#### WORK INSTRUCTION
The copy you produce must hold every record exactly, and none of the images.

[Opening DATA SUPPLIED section]

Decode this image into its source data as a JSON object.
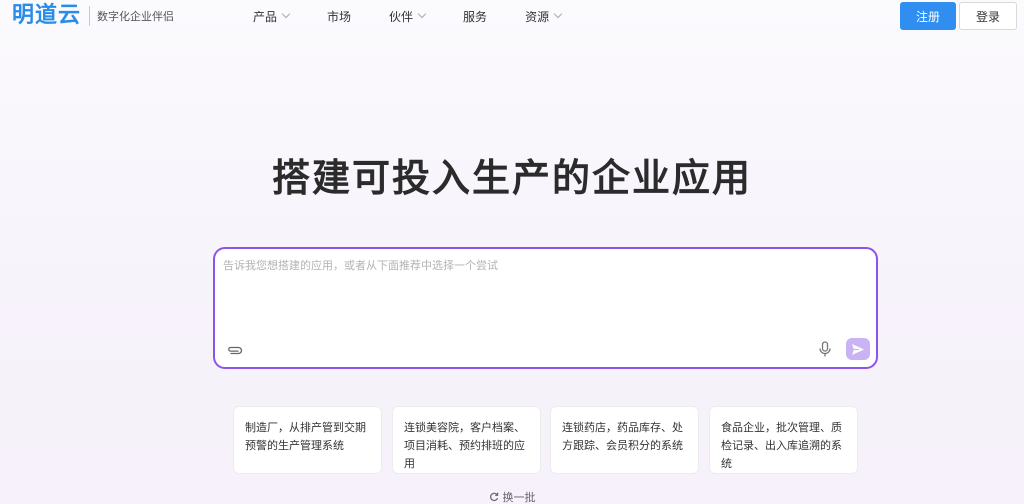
{
  "header": {
    "logo_text": "明道云",
    "tagline": "数字化企业伴侣",
    "nav": [
      {
        "label": "产品",
        "has_dropdown": true
      },
      {
        "label": "市场",
        "has_dropdown": false
      },
      {
        "label": "伙伴",
        "has_dropdown": true
      },
      {
        "label": "服务",
        "has_dropdown": false
      },
      {
        "label": "资源",
        "has_dropdown": true
      }
    ],
    "register_label": "注册",
    "login_label": "登录"
  },
  "hero": {
    "title": "搭建可投入生产的企业应用"
  },
  "prompt": {
    "placeholder": "告诉我您想搭建的应用，或者从下面推荐中选择一个尝试",
    "value": "",
    "icons": {
      "attach": "paperclip-icon",
      "mic": "microphone-icon",
      "send": "send-icon"
    }
  },
  "suggestions": [
    {
      "text": "制造厂，从排产管到交期预警的生产管理系统"
    },
    {
      "text": "连锁美容院，客户档案、项目消耗、预约排班的应用"
    },
    {
      "text": "连锁药店，药品库存、处方跟踪、会员积分的系统"
    },
    {
      "text": "食品企业，批次管理、质检记录、出入库追溯的系统"
    }
  ],
  "refresh_label": "换一批",
  "colors": {
    "brand": "#2a8ce9",
    "primary_button": "#2f8ef0",
    "prompt_border": "#8a55e8",
    "send_button": "#c9b3f5"
  }
}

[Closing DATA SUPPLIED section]

#### SOLUTION TO THIS EXERCISE
Decode this image into its source data as a JSON object.
{
  "header": {
    "logo_text": "明道云",
    "tagline": "数字化企业伴侣",
    "nav": [
      {
        "label": "产品",
        "has_dropdown": true
      },
      {
        "label": "市场",
        "has_dropdown": false
      },
      {
        "label": "伙伴",
        "has_dropdown": true
      },
      {
        "label": "服务",
        "has_dropdown": false
      },
      {
        "label": "资源",
        "has_dropdown": true
      }
    ],
    "register_label": "注册",
    "login_label": "登录"
  },
  "hero": {
    "title": "搭建可投入生产的企业应用"
  },
  "prompt": {
    "placeholder": "告诉我您想搭建的应用，或者从下面推荐中选择一个尝试",
    "value": "",
    "icons": {
      "attach": "paperclip-icon",
      "mic": "microphone-icon",
      "send": "send-icon"
    }
  },
  "suggestions": [
    {
      "text": "制造厂，从排产管到交期预警的生产管理系统"
    },
    {
      "text": "连锁美容院，客户档案、项目消耗、预约排班的应用"
    },
    {
      "text": "连锁药店，药品库存、处方跟踪、会员积分的系统"
    },
    {
      "text": "食品企业，批次管理、质检记录、出入库追溯的系统"
    }
  ],
  "refresh_label": "换一批",
  "colors": {
    "brand": "#2a8ce9",
    "primary_button": "#2f8ef0",
    "prompt_border": "#8a55e8",
    "send_button": "#c9b3f5"
  }
}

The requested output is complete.